Several radical activists from the 1960s and '70s have moved on with their lives and tried to acclimate and contribute to society. They include:
•Bill Ayers and Bernardine Dohrn - Two founders of the Weathermen organization, their radical roots began during college in the 1960s with Students for a Democratic Society, a group adamantly opposed to the Vietnam War when it began in 1959. The group also fought against police brutality, segregation, and oppression of African-Americans.
The couple split with Students for a Democratic Society in 1969 to form the Weathermen, who believed nonviolence was mostly ineffective in ending American oppression.
They adopted their name from lyrics to Bob Dylan's "Subterranean Homesick Blues," which said, "You don't need a weather man to know which way the wind blows."
On March 6, 1970, the Weathermen planned to bomb an officers' dance at New Jersey's Fort Dix U.S. Army base, but the bomb detonated prematurely and Weathermen Diana Oughton, Ted Gold, and Terry Robbins were killed in the blast at a New York City townhouse.
After that, the fugitive Weathermen went into hiding, hence the name Weather Underground. Believing bombing civilians was no longer a just cause, they went on to set at least 13 bombs intended to destroy government property.
After about 10 years as fugitives, Mr. Ayers and Ms. Dohrn surrendered to federal authorities in 1980.

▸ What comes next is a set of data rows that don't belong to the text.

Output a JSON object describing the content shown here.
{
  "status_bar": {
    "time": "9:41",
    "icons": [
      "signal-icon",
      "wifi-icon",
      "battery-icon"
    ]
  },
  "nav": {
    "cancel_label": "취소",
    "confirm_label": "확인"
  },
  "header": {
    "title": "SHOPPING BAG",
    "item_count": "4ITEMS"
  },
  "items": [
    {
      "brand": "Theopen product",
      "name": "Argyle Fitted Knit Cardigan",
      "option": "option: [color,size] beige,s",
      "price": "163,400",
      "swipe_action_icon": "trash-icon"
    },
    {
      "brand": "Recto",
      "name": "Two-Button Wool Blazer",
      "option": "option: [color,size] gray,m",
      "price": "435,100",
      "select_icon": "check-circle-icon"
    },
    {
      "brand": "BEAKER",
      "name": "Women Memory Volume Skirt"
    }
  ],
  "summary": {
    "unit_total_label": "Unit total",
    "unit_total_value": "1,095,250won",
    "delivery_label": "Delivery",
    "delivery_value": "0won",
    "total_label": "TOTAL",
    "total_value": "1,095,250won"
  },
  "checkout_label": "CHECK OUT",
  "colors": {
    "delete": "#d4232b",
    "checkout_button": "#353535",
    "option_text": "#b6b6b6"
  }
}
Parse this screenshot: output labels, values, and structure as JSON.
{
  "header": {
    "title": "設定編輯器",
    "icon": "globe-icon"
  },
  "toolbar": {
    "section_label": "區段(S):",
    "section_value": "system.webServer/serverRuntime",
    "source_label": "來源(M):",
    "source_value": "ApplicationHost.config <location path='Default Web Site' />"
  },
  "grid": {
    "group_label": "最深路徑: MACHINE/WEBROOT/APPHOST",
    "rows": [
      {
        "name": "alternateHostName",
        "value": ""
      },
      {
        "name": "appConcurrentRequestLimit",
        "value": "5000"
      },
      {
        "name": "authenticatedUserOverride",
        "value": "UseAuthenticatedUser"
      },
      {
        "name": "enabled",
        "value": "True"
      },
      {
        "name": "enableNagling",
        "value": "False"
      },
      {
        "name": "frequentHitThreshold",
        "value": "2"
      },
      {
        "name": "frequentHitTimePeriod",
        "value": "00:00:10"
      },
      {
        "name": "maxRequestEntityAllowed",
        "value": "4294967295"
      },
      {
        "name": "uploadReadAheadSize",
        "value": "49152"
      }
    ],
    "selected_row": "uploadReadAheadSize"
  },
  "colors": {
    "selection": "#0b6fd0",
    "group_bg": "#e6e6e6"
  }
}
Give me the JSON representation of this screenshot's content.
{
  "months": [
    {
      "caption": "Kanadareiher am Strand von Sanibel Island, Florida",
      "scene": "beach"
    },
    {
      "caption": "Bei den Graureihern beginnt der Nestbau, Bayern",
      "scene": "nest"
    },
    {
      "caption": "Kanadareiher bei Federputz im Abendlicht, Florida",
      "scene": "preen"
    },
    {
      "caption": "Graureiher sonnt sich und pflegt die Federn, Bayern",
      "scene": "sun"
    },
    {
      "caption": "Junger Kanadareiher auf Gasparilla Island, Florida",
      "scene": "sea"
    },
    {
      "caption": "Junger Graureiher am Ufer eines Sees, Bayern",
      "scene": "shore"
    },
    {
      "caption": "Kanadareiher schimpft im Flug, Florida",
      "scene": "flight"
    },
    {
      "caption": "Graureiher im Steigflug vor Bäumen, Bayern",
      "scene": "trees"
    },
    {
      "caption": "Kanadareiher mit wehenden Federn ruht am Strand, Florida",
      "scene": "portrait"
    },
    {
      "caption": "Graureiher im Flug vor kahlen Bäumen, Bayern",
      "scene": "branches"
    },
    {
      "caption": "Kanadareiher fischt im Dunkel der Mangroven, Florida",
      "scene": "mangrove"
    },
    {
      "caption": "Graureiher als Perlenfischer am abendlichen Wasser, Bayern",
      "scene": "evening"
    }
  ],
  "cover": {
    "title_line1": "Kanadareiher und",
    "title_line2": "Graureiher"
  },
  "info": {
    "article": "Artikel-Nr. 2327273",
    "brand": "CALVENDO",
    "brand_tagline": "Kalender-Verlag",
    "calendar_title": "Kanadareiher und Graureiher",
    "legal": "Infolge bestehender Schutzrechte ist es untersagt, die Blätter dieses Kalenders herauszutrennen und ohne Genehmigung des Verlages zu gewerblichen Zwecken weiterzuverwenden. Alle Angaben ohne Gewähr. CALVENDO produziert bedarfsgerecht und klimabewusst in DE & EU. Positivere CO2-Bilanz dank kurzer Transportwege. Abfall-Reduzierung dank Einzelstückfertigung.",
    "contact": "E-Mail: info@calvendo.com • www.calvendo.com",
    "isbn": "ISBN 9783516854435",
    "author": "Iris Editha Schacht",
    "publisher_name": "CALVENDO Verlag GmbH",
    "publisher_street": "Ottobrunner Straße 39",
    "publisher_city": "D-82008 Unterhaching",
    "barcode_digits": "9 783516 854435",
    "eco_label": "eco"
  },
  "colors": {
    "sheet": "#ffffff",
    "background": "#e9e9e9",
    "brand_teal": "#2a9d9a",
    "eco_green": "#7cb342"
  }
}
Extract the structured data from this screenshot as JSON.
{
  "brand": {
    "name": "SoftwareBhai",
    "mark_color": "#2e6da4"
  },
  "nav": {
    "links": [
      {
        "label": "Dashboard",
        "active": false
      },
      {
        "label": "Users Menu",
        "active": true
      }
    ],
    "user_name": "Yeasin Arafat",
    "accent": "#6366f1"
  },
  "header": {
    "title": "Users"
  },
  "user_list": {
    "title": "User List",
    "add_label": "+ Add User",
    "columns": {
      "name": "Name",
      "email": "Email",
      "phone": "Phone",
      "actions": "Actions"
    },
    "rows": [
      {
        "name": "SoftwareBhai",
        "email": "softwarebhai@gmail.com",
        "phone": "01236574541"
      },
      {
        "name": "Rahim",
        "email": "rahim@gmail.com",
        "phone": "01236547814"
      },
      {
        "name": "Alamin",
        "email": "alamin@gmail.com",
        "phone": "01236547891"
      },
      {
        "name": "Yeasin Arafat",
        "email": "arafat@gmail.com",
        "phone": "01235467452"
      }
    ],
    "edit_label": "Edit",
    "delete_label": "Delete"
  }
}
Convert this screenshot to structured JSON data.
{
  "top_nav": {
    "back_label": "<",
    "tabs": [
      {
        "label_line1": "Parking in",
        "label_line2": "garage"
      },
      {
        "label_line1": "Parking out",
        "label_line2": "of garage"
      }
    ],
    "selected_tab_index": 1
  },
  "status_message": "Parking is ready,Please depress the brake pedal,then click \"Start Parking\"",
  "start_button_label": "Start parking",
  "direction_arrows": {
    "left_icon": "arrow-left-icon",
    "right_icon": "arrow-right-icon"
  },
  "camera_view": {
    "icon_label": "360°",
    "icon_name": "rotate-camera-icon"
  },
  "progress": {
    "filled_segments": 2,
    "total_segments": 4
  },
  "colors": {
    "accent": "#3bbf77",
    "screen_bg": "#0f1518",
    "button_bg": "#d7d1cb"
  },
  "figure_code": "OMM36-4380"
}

Charges against Mr. Ayers were dropped because of inadmissible surveillance evidence. Ms. Dohrn spent less than a year in jail, receiving three years probation.
The couple married during their fugitive days, had children, two of whom were adopted, and settled in the Hyde Park district of Chicago. Barack Obama, who was 8 years old when the Weathermen's first bombing took place, became their neighbor years later.
Now a professor of curriculum and instruction at the University of Illinois at Chicago's college of education, Mr. Ayers is regarded in Chicago as a well-respected academic expert on education issues, as well as a board member of the Woods Fund of Chicago.
A university official said he is on sabbatical this semester and he did not respond to e-mail sent by The Blade.
Ms. Dohrn directs the Children and Family Justice Center at Northwestern University's College of Law. One of her assistants refused to allow The Blade to speak with her.
•Mark Rudd - According to his personal Web page, Rudd, former chairman of the Weathermen, surrendered to authorities in 1977, negotiating a plea deal for two years probation and a $2,000 fine.
Now retired from teaching at Central New Mexico Community College in Albuquerque, N.M., he works on student organizing with the newly formed Students for a Democratic Society among other groups.
Responding to an e-mail from The Blade, Rudd said he has nothing to say about the Weathermen until "Nov. 5," but added he is finishing a book called, Underground, which is to be published in the spring.
•Laura Whitehorn - A former Underground member, Whitehorn became a member of the fledgling May 19th Coalition after the Underground disbanded. The Coalition claimed responsibility for bombing four Washington military installations in addition to the U.S. Pentagon between 1978 and 1985.
She was arrested in 1985 and in 1990, she pleaded guilty to conspiracy and destruction of government property and later was sentenced to 20 years in prison, where she completed work on HIV and AIDS education. She was released on parole in 1999 after serving about 14 years.
Today, she is a senior editor for the New York City-based POZ magazine, which chronicles HIV and AIDS issues.
When contacted by The Blade, Whitehorn declined to be interviewed, but indicated she hopes Sen. Barack Obama is elected president.
•Eldridge Cleaver - Born in 1935, Cleaver helped found the Black Panther Party after he was released from prison in 1966. He had been convicted of assault with intent to murder.
At one point, he ran for U.S. president as a member of the Peace and Freedom Party.
Cleaver later became an active Republican, who discovered his newfound ideals when he became a born-again Christian.
He later ran unsuccessfully as a Republican for a U.S. Senate seat in California. In 1994 he died of unknown causes.
•David Horowitz - Mr. Horowitz, born in 1939, is a 1960s New Leftist-turned American conservative writer and activist. His parents were both longtime members of the country's Communist Party, as was he until events in the late 1960s and early 1970s, including the the U.S. abandonment of South Vietnam, changed his political worldview.
Now he edits the Web site FrontPageMagazine,com and writes and speaks on political issues at universities, advancing the neoconservative worldview.